[RECORDS SUPPLIED Boundary: Start]
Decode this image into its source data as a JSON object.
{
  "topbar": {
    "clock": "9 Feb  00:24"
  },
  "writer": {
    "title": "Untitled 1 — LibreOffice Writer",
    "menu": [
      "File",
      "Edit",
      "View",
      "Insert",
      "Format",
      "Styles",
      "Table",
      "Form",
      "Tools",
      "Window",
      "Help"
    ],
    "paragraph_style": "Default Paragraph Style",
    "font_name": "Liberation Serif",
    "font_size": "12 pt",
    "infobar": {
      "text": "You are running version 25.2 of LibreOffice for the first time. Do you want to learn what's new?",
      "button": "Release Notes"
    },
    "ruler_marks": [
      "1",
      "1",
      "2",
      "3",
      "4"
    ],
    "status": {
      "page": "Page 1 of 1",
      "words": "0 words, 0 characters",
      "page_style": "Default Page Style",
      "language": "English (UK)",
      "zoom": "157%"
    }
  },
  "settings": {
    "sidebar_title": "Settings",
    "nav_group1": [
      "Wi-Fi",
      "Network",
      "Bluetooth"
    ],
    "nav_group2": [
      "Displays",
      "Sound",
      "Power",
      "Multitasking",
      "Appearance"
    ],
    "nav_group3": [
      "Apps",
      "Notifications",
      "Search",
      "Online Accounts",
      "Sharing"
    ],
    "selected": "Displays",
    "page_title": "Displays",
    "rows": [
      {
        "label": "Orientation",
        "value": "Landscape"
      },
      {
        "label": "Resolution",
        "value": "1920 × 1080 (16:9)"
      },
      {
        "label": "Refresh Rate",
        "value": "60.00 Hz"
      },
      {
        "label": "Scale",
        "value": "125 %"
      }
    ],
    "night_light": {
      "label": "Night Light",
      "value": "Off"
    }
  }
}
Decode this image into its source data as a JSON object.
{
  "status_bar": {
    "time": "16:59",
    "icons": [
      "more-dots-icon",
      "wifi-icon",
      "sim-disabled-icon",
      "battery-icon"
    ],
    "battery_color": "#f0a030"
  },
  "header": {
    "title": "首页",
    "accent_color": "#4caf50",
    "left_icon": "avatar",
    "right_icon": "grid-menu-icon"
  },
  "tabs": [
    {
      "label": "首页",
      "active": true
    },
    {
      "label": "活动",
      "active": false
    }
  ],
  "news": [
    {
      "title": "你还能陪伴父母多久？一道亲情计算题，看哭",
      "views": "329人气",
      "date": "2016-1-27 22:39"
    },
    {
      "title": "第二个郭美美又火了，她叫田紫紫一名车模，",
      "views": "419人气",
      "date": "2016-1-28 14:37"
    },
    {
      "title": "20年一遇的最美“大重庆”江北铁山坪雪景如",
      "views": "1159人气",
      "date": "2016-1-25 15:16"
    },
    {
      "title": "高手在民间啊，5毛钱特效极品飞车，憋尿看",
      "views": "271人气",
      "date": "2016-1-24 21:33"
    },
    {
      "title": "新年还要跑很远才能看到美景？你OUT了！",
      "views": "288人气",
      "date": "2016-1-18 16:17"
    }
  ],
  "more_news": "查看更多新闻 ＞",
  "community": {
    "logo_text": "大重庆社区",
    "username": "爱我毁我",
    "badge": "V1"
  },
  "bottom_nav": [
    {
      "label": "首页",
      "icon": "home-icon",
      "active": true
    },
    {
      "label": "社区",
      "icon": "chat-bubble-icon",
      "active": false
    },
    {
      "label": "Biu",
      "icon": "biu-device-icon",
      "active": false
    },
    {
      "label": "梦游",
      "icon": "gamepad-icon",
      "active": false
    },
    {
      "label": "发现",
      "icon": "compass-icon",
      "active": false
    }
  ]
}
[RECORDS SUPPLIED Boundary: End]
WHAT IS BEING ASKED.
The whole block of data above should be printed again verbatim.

RESULT BELOW.
Decode this image into its source data as a JSON object.
{
  "topbar": {
    "clock": "9 Feb  00:24"
  },
  "writer": {
    "title": "Untitled 1 — LibreOffice Writer",
    "menu": [
      "File",
      "Edit",
      "View",
      "Insert",
      "Format",
      "Styles",
      "Table",
      "Form",
      "Tools",
      "Window",
      "Help"
    ],
    "paragraph_style": "Default Paragraph Style",
    "font_name": "Liberation Serif",
    "font_size": "12 pt",
    "infobar": {
      "text": "You are running version 25.2 of LibreOffice for the first time. Do you want to learn what's new?",
      "button": "Release Notes"
    },
    "ruler_marks": [
      "1",
      "1",
      "2",
      "3",
      "4"
    ],
    "status": {
      "page": "Page 1 of 1",
      "words": "0 words, 0 characters",
      "page_style": "Default Page Style",
      "language": "English (UK)",
      "zoom": "157%"
    }
  },
  "settings": {
    "sidebar_title": "Settings",
    "nav_group1": [
      "Wi-Fi",
      "Network",
      "Bluetooth"
    ],
    "nav_group2": [
      "Displays",
      "Sound",
      "Power",
      "Multitasking",
      "Appearance"
    ],
    "nav_group3": [
      "Apps",
      "Notifications",
      "Search",
      "Online Accounts",
      "Sharing"
    ],
    "selected": "Displays",
    "page_title": "Displays",
    "rows": [
      {
        "label": "Orientation",
        "value": "Landscape"
      },
      {
        "label": "Resolution",
        "value": "1920 × 1080 (16:9)"
      },
      {
        "label": "Refresh Rate",
        "value": "60.00 Hz"
      },
      {
        "label": "Scale",
        "value": "125 %"
      }
    ],
    "night_light": {
      "label": "Night Light",
      "value": "Off"
    }
  }
}
Decode this image into its source data as a JSON object.
{
  "status_bar": {
    "time": "16:59",
    "icons": [
      "more-dots-icon",
      "wifi-icon",
      "sim-disabled-icon",
      "battery-icon"
    ],
    "battery_color": "#f0a030"
  },
  "header": {
    "title": "首页",
    "accent_color": "#4caf50",
    "left_icon": "avatar",
    "right_icon": "grid-menu-icon"
  },
  "tabs": [
    {
      "label": "首页",
      "active": true
    },
    {
      "label": "活动",
      "active": false
    }
  ],
  "news": [
    {
      "title": "你还能陪伴父母多久？一道亲情计算题，看哭",
      "views": "329人气",
      "date": "2016-1-27 22:39"
    },
    {
      "title": "第二个郭美美又火了，她叫田紫紫一名车模，",
      "views": "419人气",
      "date": "2016-1-28 14:37"
    },
    {
      "title": "20年一遇的最美“大重庆”江北铁山坪雪景如",
      "views": "1159人气",
      "date": "2016-1-25 15:16"
    },
    {
      "title": "高手在民间啊，5毛钱特效极品飞车，憋尿看",
      "views": "271人气",
      "date": "2016-1-24 21:33"
    },
    {
      "title": "新年还要跑很远才能看到美景？你OUT了！",
      "views": "288人气",
      "date": "2016-1-18 16:17"
    }
  ],
  "more_news": "查看更多新闻 ＞",
  "community": {
    "logo_text": "大重庆社区",
    "username": "爱我毁我",
    "badge": "V1"
  },
  "bottom_nav": [
    {
      "label": "首页",
      "icon": "home-icon",
      "active": true
    },
    {
      "label": "社区",
      "icon": "chat-bubble-icon",
      "active": false
    },
    {
      "label": "Biu",
      "icon": "biu-device-icon",
      "active": false
    },
    {
      "label": "梦游",
      "icon": "gamepad-icon",
      "active": false
    },
    {
      "label": "发现",
      "icon": "compass-icon",
      "active": false
    }
  ]
}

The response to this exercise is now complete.